== Segment start ==
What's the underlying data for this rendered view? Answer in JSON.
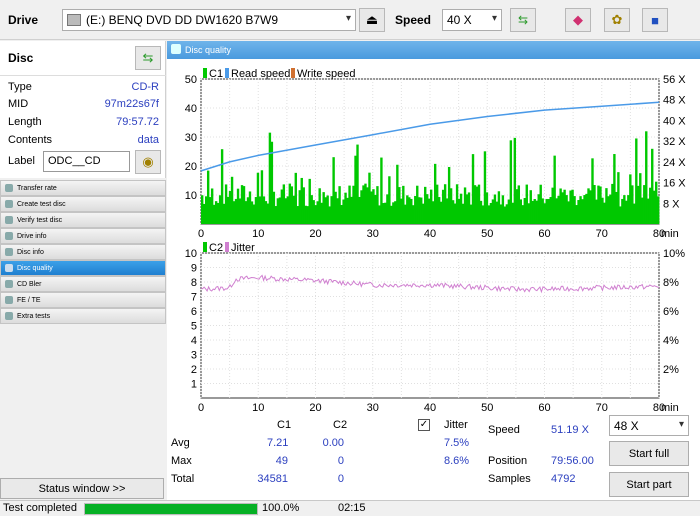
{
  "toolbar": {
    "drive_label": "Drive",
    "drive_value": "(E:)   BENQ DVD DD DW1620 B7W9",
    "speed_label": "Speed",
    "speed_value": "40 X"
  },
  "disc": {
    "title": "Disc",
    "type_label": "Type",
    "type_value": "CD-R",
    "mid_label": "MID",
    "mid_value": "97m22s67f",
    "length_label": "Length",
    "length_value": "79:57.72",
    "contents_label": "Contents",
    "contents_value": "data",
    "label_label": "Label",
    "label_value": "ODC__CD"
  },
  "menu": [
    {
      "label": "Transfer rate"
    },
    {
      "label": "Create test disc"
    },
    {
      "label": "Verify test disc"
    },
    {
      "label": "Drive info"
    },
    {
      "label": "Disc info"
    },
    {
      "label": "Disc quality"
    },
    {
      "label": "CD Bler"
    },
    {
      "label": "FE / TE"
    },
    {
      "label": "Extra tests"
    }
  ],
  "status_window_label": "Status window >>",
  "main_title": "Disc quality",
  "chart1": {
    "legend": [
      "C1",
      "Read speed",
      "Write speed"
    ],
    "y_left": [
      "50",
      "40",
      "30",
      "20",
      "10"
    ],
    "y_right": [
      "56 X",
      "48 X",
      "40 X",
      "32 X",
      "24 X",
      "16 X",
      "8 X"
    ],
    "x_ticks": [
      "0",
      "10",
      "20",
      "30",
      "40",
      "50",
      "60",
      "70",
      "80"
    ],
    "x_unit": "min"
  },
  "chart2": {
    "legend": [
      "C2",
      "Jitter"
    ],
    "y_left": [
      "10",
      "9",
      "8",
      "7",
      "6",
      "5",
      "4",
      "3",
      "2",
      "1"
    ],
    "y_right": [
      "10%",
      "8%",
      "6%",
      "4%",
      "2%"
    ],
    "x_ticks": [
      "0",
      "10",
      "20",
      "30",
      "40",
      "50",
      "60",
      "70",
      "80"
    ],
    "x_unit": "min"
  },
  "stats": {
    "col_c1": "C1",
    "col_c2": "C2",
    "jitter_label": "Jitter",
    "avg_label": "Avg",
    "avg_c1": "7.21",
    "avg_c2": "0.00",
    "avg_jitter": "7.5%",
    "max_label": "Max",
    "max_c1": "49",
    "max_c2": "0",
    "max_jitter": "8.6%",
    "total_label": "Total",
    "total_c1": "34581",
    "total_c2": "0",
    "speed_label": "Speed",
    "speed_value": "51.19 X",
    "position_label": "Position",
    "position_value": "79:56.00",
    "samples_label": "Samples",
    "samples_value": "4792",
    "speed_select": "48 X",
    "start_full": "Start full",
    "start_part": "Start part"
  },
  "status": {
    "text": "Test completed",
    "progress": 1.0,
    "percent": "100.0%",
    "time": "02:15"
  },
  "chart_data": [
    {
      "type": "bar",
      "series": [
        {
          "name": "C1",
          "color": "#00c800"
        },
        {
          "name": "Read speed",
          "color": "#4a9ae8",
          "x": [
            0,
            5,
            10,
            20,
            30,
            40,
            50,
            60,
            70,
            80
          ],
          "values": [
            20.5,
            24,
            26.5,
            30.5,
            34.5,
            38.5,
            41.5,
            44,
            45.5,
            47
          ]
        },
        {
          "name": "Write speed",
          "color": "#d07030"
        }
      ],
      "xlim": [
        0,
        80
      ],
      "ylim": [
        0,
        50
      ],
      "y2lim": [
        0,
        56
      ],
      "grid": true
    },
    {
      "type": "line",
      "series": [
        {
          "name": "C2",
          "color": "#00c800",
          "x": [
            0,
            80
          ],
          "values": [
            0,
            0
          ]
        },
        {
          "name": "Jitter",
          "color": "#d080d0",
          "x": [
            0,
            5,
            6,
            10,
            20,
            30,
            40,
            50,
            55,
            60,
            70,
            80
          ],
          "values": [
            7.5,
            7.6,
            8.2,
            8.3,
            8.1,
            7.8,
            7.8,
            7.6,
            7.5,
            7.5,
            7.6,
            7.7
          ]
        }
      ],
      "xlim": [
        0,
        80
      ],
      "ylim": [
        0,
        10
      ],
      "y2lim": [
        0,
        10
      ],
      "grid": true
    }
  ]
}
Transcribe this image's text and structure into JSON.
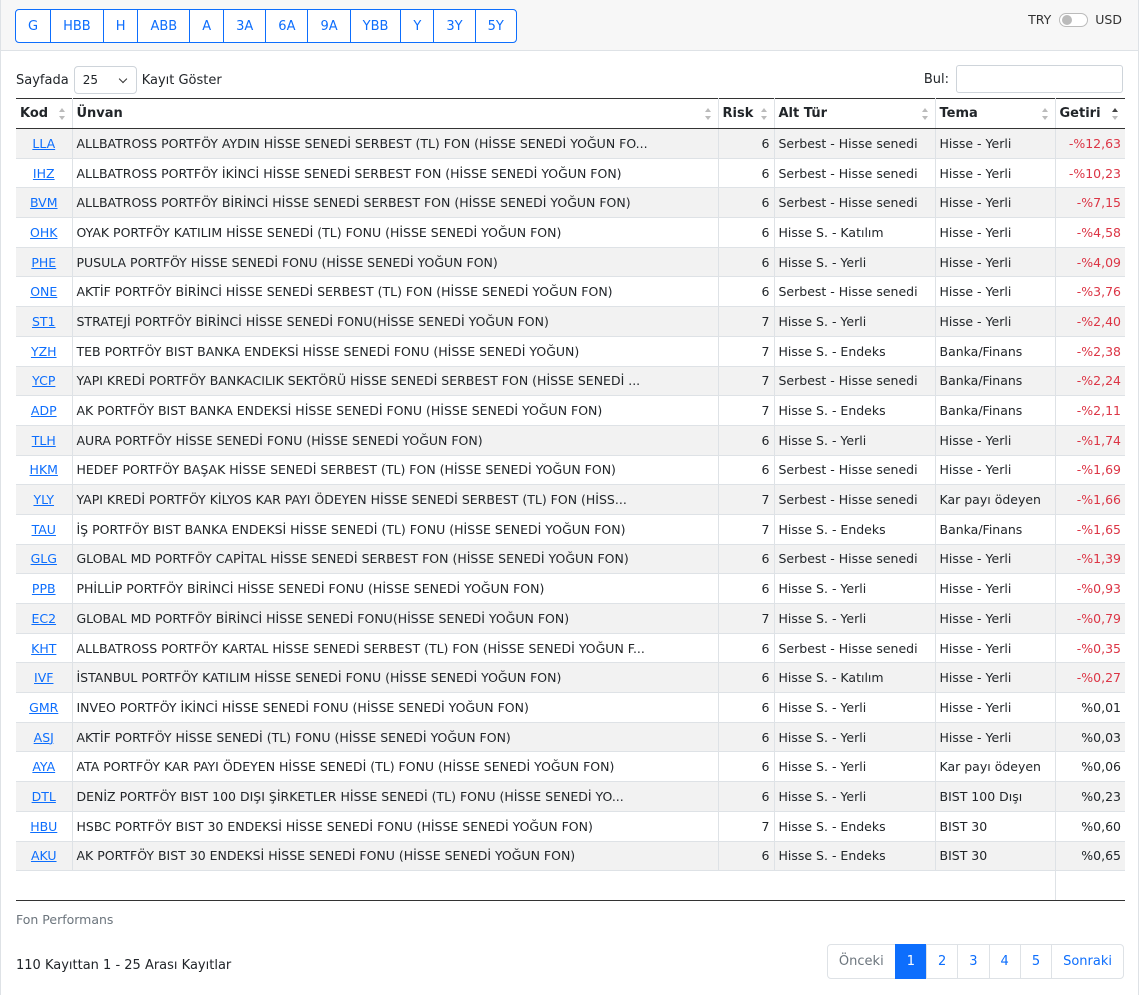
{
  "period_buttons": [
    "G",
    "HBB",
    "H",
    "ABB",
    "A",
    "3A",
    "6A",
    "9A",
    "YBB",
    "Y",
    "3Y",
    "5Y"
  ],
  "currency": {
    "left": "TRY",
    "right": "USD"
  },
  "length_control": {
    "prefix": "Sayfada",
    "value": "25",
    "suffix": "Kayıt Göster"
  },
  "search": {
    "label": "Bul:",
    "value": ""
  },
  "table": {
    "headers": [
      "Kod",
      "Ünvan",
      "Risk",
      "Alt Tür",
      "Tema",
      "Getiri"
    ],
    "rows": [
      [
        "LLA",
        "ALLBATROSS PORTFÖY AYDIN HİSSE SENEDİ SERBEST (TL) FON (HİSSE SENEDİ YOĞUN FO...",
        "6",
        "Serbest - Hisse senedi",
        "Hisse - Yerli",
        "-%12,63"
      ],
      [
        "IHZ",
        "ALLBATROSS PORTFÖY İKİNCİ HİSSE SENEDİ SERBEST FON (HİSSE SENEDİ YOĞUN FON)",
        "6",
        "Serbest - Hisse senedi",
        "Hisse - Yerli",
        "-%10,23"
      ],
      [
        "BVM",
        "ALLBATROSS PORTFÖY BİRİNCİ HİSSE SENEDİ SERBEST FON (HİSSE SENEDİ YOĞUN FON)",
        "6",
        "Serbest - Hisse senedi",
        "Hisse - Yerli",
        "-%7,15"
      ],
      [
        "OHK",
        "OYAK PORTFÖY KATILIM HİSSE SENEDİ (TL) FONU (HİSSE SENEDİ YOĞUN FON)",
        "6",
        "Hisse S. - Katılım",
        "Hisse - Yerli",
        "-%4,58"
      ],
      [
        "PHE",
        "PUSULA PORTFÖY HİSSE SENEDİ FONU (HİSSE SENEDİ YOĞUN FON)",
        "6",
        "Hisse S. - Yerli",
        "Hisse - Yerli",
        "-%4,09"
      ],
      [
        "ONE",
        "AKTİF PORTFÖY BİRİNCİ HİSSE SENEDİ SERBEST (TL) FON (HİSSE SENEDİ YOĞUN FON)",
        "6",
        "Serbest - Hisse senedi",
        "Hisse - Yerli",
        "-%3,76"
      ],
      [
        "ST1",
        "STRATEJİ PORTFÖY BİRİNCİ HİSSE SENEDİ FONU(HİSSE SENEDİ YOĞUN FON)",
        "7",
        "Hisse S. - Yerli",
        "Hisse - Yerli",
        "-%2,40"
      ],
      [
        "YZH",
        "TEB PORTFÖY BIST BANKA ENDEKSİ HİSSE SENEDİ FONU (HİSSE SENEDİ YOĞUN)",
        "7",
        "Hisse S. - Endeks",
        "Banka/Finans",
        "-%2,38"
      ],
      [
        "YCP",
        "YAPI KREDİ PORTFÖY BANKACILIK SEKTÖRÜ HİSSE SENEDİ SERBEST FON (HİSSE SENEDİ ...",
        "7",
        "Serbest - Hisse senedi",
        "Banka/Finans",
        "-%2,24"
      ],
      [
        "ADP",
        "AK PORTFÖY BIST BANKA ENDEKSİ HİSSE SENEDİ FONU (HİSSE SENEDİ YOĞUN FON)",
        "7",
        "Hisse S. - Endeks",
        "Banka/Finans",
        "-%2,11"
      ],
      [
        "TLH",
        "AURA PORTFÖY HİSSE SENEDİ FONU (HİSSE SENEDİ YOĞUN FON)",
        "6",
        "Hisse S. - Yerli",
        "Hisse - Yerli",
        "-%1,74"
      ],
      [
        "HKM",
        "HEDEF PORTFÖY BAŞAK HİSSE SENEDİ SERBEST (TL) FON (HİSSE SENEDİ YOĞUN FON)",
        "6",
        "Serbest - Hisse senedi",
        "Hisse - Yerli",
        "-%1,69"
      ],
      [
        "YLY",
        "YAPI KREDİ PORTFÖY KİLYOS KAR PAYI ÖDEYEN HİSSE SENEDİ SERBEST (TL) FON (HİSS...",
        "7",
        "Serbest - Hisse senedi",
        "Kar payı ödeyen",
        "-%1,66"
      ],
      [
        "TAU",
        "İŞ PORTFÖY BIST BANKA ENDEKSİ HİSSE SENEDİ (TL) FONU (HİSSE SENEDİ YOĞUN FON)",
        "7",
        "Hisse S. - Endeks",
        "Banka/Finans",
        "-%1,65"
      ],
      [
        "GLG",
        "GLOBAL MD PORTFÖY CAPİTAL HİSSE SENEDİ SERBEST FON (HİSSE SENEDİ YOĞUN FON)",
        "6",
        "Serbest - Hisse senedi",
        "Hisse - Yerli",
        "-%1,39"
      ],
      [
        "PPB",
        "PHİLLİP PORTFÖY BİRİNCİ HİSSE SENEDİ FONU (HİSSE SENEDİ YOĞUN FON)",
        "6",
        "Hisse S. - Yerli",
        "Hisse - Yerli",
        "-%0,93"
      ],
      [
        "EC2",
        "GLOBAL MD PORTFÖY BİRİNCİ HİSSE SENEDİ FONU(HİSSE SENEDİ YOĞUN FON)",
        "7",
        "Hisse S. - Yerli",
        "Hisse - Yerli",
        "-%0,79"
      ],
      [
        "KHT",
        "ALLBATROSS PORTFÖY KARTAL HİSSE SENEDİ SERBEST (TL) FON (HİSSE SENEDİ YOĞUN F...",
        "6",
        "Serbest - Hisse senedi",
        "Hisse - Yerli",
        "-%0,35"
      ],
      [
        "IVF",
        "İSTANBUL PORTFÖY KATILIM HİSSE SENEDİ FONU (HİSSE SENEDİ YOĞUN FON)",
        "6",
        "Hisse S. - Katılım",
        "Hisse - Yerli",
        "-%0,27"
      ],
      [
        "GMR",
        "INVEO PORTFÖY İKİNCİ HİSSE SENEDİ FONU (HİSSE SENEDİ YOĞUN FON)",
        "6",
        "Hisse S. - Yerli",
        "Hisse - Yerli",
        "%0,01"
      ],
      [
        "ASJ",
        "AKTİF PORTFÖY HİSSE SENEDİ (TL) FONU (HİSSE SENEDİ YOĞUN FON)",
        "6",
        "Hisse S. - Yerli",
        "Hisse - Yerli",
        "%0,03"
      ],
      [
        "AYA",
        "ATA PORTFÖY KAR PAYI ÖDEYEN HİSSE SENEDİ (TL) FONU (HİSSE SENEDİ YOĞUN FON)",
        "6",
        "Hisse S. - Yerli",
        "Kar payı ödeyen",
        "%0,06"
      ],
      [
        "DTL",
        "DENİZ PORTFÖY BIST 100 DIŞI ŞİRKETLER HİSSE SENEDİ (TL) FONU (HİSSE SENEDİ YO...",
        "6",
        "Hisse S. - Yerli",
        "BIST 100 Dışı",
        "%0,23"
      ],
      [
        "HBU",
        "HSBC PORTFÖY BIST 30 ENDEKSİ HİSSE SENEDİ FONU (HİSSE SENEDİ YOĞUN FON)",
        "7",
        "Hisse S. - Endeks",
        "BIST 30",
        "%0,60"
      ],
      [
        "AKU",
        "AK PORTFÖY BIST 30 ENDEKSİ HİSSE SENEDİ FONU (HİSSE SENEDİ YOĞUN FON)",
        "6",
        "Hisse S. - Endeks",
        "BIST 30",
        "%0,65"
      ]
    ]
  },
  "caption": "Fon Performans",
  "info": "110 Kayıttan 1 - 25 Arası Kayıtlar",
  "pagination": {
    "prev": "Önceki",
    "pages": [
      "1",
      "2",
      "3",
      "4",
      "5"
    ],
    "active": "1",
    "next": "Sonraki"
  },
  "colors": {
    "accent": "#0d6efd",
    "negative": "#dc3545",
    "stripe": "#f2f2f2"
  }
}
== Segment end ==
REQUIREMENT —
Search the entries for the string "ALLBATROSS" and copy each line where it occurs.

EXERCISE SOLUTION —
        "ALLBATROSS PORTFÖY AYDIN HİSSE SENEDİ SERBEST (TL) FON (HİSSE SENEDİ YOĞUN FO...",
        "ALLBATROSS PORTFÖY İKİNCİ HİSSE SENEDİ SERBEST FON (HİSSE SENEDİ YOĞUN FON)",
        "ALLBATROSS PORTFÖY BİRİNCİ HİSSE SENEDİ SERBEST FON (HİSSE SENEDİ YOĞUN FON)",
        "ALLBATROSS PORTFÖY KARTAL HİSSE SENEDİ SERBEST (TL) FON (HİSSE SENEDİ YOĞUN F...",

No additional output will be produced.